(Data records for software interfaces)
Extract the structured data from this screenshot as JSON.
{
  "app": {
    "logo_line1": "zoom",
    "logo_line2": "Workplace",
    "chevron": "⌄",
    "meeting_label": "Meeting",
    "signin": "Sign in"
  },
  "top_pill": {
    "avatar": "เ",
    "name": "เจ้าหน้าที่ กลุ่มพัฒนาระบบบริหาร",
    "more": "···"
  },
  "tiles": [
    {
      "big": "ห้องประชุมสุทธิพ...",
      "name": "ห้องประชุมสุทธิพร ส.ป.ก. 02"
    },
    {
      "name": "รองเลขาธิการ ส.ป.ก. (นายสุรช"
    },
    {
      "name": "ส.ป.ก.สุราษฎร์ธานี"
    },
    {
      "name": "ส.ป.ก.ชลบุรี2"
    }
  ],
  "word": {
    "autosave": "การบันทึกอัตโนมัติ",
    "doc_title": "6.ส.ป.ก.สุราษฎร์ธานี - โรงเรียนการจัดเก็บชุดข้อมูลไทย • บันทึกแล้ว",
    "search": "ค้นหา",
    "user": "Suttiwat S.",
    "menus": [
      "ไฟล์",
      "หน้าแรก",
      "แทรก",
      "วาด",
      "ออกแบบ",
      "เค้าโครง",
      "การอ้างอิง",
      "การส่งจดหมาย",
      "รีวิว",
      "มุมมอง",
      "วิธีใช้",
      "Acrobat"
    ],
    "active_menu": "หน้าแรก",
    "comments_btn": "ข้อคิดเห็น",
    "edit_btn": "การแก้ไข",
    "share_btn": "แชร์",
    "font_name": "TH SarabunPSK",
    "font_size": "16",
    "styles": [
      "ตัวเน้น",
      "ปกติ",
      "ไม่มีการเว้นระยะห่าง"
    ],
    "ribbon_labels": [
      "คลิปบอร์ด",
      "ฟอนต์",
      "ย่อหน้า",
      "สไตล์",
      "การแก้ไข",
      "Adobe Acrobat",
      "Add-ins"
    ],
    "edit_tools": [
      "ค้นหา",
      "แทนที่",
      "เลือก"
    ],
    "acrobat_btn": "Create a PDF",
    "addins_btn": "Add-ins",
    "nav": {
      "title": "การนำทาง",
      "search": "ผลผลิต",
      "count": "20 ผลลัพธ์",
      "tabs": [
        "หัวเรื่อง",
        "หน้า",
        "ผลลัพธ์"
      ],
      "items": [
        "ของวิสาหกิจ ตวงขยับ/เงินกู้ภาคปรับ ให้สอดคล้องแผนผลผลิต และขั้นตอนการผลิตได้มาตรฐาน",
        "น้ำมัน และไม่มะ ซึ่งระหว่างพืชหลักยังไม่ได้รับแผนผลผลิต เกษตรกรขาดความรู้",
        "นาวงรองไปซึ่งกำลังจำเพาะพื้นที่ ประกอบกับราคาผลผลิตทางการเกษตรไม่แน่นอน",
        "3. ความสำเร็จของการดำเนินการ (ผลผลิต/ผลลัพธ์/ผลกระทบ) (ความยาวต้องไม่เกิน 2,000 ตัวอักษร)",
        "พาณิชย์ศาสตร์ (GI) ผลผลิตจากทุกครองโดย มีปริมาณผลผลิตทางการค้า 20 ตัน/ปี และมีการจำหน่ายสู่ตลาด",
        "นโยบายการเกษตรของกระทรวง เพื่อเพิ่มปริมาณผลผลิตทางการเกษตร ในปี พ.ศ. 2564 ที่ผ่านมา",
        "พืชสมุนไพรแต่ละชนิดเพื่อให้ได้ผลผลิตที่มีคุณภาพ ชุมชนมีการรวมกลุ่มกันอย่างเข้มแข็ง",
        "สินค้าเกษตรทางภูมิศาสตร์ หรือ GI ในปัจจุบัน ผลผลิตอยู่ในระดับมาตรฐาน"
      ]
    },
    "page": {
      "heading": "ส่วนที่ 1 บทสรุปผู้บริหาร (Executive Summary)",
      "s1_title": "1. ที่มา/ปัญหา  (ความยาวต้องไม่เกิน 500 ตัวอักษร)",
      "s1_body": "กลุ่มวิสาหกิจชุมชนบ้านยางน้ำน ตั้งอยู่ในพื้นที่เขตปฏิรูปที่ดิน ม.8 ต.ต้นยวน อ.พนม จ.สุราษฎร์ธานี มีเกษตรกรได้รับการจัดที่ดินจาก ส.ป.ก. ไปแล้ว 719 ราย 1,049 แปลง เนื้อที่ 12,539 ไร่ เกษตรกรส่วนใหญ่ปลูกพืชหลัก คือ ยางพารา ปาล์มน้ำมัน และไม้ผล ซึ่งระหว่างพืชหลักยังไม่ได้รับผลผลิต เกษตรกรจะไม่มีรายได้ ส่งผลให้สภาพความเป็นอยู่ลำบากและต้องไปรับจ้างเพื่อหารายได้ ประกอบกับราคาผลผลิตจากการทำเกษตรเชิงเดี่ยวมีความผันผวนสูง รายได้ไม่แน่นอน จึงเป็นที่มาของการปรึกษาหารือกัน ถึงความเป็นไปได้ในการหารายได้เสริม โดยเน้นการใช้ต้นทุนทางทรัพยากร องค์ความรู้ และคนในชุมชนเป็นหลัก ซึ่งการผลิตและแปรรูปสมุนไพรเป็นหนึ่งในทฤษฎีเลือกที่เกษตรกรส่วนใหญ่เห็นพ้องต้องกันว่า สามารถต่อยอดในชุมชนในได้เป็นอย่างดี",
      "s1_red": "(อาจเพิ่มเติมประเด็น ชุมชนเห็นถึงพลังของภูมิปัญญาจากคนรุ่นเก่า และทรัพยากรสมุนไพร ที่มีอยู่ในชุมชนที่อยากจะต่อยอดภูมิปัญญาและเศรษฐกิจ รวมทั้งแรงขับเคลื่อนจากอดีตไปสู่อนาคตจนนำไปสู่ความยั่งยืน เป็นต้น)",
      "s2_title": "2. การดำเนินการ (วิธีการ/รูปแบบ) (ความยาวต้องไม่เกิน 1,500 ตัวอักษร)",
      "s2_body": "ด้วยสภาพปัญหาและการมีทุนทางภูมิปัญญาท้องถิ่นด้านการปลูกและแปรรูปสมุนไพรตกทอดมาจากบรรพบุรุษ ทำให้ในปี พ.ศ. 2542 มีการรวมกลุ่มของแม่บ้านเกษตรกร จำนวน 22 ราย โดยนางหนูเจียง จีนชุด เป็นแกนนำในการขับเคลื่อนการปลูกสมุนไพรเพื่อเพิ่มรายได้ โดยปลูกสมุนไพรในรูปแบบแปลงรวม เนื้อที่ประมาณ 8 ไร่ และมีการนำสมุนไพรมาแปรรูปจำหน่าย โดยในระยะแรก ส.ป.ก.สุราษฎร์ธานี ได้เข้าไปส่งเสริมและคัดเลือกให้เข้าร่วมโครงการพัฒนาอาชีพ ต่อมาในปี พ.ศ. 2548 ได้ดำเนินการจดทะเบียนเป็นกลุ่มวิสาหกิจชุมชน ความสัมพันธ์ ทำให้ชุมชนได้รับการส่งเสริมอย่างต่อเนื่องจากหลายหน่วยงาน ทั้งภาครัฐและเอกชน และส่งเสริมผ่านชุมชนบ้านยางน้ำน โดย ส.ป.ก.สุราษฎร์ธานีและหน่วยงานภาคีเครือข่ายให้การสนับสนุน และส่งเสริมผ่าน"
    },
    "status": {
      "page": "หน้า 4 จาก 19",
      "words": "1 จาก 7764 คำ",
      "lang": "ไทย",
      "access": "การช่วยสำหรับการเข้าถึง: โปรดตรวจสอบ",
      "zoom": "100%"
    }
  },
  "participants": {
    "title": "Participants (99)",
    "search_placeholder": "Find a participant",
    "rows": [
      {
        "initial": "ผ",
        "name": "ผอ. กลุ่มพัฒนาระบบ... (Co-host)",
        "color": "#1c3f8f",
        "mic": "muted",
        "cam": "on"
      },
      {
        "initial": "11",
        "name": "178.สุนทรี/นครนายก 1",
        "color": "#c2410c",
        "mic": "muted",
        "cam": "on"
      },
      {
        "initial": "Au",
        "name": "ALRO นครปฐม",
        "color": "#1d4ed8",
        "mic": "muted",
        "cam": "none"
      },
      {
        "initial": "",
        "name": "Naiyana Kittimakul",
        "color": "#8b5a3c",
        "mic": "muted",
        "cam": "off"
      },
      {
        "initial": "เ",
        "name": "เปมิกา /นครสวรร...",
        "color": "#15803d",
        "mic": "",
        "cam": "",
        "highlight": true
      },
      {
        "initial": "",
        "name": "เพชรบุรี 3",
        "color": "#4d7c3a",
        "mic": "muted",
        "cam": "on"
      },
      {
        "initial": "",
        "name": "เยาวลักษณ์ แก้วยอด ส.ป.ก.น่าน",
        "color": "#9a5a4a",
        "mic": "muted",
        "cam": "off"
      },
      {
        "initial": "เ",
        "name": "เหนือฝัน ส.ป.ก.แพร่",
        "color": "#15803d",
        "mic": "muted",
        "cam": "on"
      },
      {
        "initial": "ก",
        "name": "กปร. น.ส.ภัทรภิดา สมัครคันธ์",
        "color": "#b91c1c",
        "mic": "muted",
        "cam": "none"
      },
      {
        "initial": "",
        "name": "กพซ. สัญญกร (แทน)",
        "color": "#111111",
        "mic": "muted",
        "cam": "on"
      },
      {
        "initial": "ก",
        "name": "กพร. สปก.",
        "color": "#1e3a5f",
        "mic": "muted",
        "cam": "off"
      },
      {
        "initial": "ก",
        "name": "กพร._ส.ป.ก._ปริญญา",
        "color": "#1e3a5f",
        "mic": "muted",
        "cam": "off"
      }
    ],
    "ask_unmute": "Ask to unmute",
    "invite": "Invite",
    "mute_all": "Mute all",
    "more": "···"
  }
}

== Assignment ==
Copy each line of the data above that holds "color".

== Solution to this task ==
        "color": "#1c3f8f",
        "color": "#c2410c",
        "color": "#1d4ed8",
        "color": "#8b5a3c",
        "color": "#15803d",
        "color": "#4d7c3a",
        "color": "#9a5a4a",
        "color": "#15803d",
        "color": "#b91c1c",
        "color": "#111111",
        "color": "#1e3a5f",
        "color": "#1e3a5f",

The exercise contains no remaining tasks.